Section 80(1) of the Administration of Estates Act 66 of 1965 ("the Act") provides inter alia that no natural guardian shall alienate or mortgage any immovable property belonging to his/her minor child, unless authorized thereto by the Court or by the Master.
When analyzing the above, immovable property in the Act is defined as "land and every real right in land or minerals (other than any right under a bond) which is registerable in any office in the Republic used for the registration of title to land or the right to mine.:
In the absence of a clear definition of the term "alienate" in the Act, the wider meaning must be afforded to the term and will thus include dispose of it in any way.
It is thus clear from the wording of Section 80, read in conjunction with the two definitions, that no land or real rights in land may in any way be alienated without either the authorization of the High Court or the Master.
Given the above the questions begging answers are whether -
- Section 80 finds application where a guardian waives preference of the ranking of a bond in favour of a further bond; and
- Section 80 finds application where a minor waives preference of a usufruct in favour of a bond.
Let us commence with the second scenario. The waiver of preference of the usufruct is tantamount to a suretyship, which falls within the ambit of "alienate" as per the aforesaid definition. Furthermore, a usufruct is regarded as a real right in land and thus the waiver of preference will not be capable of being registered without authorization from the High Court or the Master. The amount of the bond will determine whose authorization is required. Should the bond exceed R100 000, 00, the High Court must authorize the alienation, alternatively the Master must authorize it.

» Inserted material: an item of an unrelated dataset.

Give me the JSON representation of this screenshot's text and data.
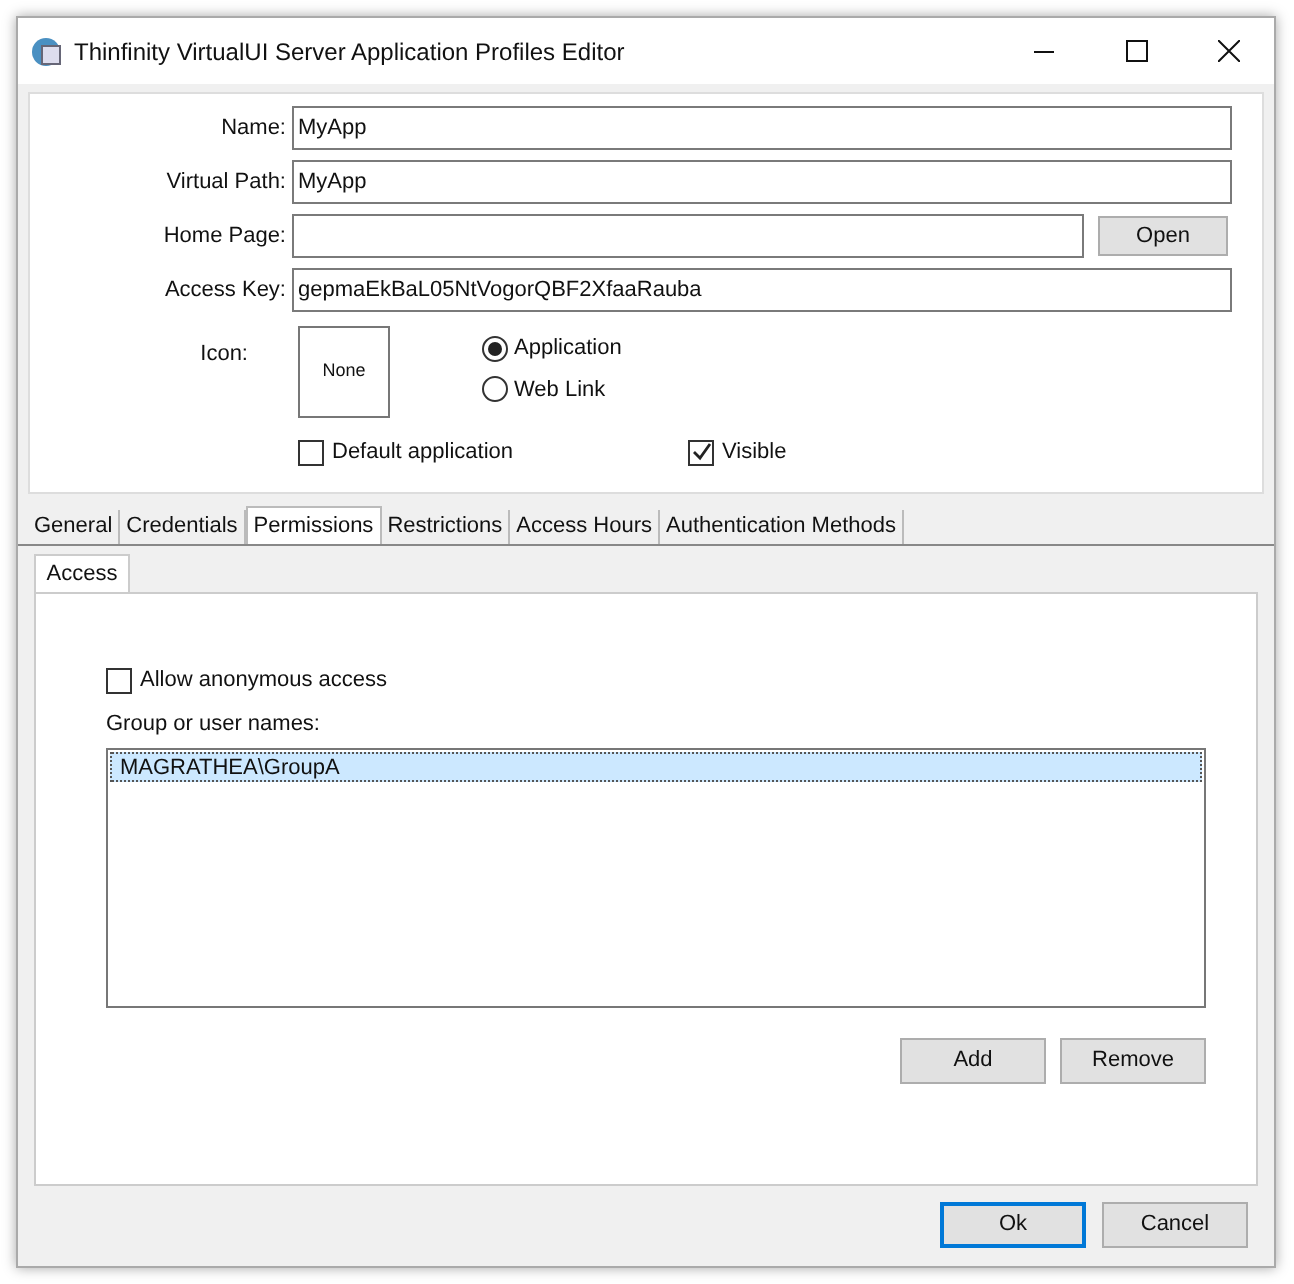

In the first scenario, the waiver of the ranking of the bond might prejudice the minor, but does not amount to an alienation, and neither is the bond regarded as immovable property or a real right to land as it is specifically excluded from the definition of immovable property as quoted above. The provisions of Section 80 thus do not find application. However, where a guardian waives a personal right belonging to the minor, such as a right of pre-emption, the court held that a registrar must call for the authorization of the Court, as upper guardian (see Ex parte Oberholzer and Others 1951 (1) SA 554 (A)). On the analogy of this case, it would appear as if the Court's authorization would be necessary for such a waiver.
Furthermore, in terms of the decided case of Smit NO v Die Meester 1959 (4) SA 13 (T), the provisions of Section 80 of the Act must be applied for the registration of any servitude over a minor's immovable property.
Lastly, one wonders whether the waiver of a fideicommissum belonging to a minor will fall within the ambit of Section 80 or not. In the latest cases decided in this regard, there is still no consensus. In Eksteen and Another v Pienaar and Another 1969 (1) SA 17 (O), a fideicommissum is treated and considered as a real right. However, in the case of Van der Merwe v Registrateur van Aktes NO 1975 (4) SA 636 (T), a fideicommissary rights was held to be a jus in persona (personal right) and not a jus in rem (real right). In the light of the two conflicting decisions, it is not clear whether a fideicommissum falls within the ambit of Section 80. However, albeit real or personal, the Oberholzer case above should be followed and the authorization of the High Court obtained and lodged.
The above are merely a few examples of the intricacies of applying the provisions of Section 80 and it is trusted that this article has shed a bit more light on the subject.
Republished with permission from SA Deeds Journal